Echo Morgan uses her own body as a canvas to reclaim and reassess the cultural expectations of her birthplace in China. Applying the feminist theories of Hélène Cixous who asks us to ‘write about our own story, our history, and ourselves’ she addresses issues of gender, and cultural politics through performance, film and photography. For I am the Four Gentlemen Morgan paints on her skin a depiction of the four plants known in China by the same name, chosen for their hardy attributes and depicted as a group: the orchid, the bamboo, the chrysanthemum and the plum blossom. Through doing so Morgan reclaims this Chinese trope as her own and challenges traditional cultural ideals.

Emily Speed explores the relationship between the body and architecture, considering how a person is shaped by the buildings they have occupied and how a person occupies their own psychological space. Her Body / Building photographs mark the point of intersection between the body and the buildings built to house and protect it. Speed’s works make connections by building up shifting layers of disparate materials over time. Through exploring the built environment and drawing on historic architecture, she examines our attempts to create permanence and legacy through building.

Hanae Utamura’s works arise from the artist’s encounters with specific sites. Her Secret Performance Series documents a series of performances in which the artist, as an anonymous figure, makes subtle, insistent and sometimes dangerous interventions into the natural environment. Utamura’s photographic works refer to the traditional Japanese preference for landscape art and the desire to eliminate the self in order to be at one with nature. Her works hinge on an exploration of harmony and disjuncture between her body and the physical and cultural landscape it inhabits.

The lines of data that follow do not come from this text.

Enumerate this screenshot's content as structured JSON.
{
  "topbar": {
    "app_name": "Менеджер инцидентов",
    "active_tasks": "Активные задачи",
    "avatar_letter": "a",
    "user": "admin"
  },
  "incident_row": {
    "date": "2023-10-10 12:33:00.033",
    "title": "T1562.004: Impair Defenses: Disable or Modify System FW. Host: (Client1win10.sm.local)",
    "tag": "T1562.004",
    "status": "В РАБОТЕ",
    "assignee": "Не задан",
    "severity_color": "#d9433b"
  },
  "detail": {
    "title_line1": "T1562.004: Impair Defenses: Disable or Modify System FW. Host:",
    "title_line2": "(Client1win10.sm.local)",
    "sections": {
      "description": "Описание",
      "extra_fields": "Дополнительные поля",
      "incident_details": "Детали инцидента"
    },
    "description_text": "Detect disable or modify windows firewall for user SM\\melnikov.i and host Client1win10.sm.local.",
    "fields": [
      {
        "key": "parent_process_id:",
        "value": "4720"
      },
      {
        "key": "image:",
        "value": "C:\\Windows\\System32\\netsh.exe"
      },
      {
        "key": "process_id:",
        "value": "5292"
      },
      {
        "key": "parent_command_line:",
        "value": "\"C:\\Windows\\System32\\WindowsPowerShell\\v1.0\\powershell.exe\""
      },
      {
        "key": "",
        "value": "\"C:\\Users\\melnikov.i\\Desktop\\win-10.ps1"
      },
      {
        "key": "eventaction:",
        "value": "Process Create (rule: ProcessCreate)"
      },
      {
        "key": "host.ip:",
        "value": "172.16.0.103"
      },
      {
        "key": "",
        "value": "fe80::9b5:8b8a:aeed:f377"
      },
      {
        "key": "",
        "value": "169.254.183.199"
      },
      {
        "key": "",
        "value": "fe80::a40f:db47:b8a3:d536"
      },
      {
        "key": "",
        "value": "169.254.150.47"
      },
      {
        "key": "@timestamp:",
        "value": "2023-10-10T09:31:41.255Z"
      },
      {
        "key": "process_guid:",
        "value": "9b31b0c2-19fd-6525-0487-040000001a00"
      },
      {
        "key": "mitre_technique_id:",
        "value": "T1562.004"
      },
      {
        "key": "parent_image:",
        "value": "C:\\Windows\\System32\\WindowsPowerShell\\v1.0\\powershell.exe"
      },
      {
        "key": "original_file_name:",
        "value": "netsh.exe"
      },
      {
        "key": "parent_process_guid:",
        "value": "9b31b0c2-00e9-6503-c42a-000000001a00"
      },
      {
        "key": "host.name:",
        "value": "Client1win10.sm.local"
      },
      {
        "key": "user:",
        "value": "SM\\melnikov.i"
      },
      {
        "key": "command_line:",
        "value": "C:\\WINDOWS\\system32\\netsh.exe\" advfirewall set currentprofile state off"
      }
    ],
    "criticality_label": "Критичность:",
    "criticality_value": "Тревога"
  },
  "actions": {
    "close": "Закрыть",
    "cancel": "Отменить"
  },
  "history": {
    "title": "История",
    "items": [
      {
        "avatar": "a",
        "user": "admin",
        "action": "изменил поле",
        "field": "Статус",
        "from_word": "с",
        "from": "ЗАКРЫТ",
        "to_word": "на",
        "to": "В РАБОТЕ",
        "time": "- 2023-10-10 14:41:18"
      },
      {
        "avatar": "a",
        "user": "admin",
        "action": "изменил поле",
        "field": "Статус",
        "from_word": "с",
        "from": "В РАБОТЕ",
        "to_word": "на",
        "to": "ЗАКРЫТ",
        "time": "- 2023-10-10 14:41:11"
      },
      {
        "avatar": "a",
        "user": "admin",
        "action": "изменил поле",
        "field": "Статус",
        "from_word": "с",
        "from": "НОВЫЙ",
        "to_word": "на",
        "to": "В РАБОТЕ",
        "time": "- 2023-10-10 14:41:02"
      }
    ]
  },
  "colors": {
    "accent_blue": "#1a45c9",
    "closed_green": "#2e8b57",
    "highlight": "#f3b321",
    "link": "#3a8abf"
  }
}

For more information check out their website! The gallery is located at: Sumarria Lunn Gallery
36 South Molton Lane
London W1K 5AB

ENJOY! Let us know what you think!

XX, DP